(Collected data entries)
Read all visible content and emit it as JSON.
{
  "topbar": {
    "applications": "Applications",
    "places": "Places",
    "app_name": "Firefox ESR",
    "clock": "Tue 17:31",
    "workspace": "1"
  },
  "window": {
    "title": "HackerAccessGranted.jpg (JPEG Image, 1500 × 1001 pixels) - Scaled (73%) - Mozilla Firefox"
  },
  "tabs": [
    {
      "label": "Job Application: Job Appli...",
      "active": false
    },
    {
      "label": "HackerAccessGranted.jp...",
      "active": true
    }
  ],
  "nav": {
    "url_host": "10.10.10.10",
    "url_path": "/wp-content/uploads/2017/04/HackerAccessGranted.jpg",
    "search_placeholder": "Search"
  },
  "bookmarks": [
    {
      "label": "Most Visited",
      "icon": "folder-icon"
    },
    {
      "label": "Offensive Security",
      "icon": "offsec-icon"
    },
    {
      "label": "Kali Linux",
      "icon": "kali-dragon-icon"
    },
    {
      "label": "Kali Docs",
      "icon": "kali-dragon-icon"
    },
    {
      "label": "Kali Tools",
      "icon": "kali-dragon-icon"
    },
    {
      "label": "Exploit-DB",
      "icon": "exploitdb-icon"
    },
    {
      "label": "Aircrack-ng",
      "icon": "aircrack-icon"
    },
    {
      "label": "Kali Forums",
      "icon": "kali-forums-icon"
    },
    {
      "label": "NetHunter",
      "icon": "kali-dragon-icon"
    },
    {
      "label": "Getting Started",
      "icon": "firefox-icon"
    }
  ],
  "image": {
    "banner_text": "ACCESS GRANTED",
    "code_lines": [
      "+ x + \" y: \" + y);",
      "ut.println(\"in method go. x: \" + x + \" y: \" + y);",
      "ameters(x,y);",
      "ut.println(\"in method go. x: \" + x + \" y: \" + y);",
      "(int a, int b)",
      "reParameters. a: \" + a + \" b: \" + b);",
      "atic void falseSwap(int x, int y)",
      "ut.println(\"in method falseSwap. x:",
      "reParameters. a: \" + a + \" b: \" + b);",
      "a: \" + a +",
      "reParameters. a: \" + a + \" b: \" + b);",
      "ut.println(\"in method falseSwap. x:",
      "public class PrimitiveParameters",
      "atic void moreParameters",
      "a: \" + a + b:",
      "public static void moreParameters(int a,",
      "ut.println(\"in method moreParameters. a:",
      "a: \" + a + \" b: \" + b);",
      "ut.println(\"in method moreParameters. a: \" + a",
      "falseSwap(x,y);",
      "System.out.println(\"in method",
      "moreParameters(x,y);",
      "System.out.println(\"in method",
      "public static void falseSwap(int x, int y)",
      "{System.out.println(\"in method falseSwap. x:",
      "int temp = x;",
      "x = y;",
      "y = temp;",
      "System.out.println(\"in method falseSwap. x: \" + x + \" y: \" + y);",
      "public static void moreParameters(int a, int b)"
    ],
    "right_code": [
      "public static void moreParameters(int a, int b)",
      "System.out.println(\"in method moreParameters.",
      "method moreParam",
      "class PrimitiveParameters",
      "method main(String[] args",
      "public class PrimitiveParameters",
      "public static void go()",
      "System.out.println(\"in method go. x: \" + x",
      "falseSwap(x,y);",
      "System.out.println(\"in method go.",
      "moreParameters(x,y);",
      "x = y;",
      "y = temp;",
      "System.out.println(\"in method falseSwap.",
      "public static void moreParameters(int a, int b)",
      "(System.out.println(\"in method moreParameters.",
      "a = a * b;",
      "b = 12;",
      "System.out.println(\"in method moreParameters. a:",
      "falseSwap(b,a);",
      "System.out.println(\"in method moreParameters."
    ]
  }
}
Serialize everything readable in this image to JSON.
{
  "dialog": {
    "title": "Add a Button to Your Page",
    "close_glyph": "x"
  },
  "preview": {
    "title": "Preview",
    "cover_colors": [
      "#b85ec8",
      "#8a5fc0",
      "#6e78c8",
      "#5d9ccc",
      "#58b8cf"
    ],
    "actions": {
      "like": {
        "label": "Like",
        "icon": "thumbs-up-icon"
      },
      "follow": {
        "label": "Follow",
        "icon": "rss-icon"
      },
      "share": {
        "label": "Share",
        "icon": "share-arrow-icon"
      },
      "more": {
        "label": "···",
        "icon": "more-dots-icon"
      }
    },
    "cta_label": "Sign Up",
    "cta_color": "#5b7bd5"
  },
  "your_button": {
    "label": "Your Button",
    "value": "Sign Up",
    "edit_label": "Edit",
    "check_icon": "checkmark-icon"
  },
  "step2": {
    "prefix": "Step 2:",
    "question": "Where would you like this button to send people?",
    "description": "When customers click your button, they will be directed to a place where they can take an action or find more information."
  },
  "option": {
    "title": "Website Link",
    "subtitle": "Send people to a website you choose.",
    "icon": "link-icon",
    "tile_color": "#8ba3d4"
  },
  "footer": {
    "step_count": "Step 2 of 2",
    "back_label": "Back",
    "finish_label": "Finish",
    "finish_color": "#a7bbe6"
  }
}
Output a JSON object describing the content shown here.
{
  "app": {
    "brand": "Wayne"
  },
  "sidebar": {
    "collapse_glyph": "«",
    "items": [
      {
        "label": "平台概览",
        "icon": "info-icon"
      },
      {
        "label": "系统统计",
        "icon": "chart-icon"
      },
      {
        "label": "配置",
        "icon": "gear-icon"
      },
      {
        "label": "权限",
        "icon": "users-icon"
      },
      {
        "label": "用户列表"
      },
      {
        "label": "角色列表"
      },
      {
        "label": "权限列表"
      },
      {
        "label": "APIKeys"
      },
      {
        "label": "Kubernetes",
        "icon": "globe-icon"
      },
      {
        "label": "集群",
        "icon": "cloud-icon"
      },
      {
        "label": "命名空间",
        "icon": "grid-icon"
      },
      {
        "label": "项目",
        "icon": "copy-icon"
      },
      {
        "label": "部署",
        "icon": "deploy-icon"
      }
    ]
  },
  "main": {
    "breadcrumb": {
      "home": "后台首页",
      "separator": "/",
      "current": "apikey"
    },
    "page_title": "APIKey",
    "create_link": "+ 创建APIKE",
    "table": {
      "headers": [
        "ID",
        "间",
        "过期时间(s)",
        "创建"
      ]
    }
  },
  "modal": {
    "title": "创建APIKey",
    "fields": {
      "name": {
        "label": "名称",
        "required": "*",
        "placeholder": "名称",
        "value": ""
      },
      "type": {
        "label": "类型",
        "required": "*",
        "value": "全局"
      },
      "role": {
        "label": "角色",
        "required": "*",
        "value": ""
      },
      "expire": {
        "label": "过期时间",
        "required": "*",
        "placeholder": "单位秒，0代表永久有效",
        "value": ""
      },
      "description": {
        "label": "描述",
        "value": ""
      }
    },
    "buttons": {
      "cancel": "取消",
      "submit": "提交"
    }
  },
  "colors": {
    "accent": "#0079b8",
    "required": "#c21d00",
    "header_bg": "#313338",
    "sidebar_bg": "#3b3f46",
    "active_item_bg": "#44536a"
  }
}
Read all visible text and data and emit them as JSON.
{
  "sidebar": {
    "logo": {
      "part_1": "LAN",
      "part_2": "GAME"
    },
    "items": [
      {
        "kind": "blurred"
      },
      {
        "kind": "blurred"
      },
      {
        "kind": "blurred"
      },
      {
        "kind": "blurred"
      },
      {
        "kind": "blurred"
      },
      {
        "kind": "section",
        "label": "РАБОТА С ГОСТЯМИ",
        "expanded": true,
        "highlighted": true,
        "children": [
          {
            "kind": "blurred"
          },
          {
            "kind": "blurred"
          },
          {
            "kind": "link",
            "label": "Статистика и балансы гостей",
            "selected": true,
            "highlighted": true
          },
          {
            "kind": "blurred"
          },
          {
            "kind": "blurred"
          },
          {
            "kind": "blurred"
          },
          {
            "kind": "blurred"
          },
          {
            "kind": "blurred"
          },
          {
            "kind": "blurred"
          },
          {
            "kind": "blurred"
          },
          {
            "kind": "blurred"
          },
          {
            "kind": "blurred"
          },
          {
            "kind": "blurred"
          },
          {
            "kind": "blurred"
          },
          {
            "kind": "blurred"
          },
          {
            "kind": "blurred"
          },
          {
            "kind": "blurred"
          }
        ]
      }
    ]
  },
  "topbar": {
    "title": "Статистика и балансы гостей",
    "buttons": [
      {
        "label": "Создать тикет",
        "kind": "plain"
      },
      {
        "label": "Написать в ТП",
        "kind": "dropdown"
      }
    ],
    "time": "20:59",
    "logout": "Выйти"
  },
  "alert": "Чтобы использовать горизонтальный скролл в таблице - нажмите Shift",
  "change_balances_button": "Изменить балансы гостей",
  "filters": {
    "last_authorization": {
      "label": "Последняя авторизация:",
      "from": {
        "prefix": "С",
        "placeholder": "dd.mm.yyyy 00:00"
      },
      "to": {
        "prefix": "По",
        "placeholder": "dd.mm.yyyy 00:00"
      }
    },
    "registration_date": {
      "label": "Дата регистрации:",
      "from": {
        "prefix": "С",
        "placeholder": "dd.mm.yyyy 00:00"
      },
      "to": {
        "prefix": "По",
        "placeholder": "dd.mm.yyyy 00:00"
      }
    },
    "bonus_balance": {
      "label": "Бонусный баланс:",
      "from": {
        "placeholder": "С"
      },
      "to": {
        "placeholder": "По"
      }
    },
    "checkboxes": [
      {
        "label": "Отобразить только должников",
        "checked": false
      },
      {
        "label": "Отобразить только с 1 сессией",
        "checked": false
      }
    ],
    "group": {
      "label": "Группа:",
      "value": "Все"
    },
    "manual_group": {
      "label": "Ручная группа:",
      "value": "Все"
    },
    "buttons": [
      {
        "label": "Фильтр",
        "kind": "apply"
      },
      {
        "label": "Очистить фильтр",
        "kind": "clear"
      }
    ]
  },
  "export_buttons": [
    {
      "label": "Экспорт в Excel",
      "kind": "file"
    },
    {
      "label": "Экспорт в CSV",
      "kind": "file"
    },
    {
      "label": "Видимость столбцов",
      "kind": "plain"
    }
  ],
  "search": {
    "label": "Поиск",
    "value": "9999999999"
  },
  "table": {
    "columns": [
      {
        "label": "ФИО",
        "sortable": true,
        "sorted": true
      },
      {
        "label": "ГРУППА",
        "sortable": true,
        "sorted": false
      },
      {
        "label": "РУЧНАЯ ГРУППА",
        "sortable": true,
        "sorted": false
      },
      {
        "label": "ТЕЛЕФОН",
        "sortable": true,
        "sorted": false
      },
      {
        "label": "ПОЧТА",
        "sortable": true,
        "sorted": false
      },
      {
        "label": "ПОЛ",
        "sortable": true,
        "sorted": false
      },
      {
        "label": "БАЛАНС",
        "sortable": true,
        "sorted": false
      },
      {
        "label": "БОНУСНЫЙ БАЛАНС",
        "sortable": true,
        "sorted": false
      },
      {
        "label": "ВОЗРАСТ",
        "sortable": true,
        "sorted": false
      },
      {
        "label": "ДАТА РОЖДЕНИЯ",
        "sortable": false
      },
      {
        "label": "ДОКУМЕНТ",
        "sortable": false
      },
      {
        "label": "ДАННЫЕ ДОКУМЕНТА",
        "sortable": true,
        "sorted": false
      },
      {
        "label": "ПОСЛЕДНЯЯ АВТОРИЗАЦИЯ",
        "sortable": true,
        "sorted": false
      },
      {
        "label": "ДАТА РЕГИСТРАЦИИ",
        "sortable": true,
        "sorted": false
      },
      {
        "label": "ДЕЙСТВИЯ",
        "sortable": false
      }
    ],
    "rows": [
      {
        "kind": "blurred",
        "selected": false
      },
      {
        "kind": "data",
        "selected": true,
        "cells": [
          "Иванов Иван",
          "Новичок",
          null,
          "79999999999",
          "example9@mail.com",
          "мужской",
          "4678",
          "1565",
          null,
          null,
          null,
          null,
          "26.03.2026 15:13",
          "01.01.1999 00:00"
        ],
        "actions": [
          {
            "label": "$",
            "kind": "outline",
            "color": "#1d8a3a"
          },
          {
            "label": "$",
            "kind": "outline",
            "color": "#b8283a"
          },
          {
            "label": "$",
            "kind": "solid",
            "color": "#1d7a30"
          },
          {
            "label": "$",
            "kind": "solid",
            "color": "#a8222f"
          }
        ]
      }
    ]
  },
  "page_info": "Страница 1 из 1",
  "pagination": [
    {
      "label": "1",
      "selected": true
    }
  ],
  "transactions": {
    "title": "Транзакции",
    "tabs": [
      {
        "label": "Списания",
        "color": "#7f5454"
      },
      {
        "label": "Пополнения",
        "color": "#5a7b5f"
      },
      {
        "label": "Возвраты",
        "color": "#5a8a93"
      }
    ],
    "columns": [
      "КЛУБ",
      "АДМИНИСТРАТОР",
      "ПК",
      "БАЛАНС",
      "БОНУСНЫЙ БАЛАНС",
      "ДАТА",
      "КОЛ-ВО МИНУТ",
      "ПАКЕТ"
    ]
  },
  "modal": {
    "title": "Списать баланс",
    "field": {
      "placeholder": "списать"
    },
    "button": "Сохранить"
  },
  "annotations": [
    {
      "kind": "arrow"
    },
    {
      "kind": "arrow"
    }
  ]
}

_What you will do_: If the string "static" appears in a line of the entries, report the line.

_Written answer_:
      "public static void moreParameters(int a,",
      "public static void falseSwap(int x, int y)",
      "public static void moreParameters(int a, int b)"
      "public static void moreParameters(int a, int b)",
      "public static void go()",
      "public static void moreParameters(int a, int b)",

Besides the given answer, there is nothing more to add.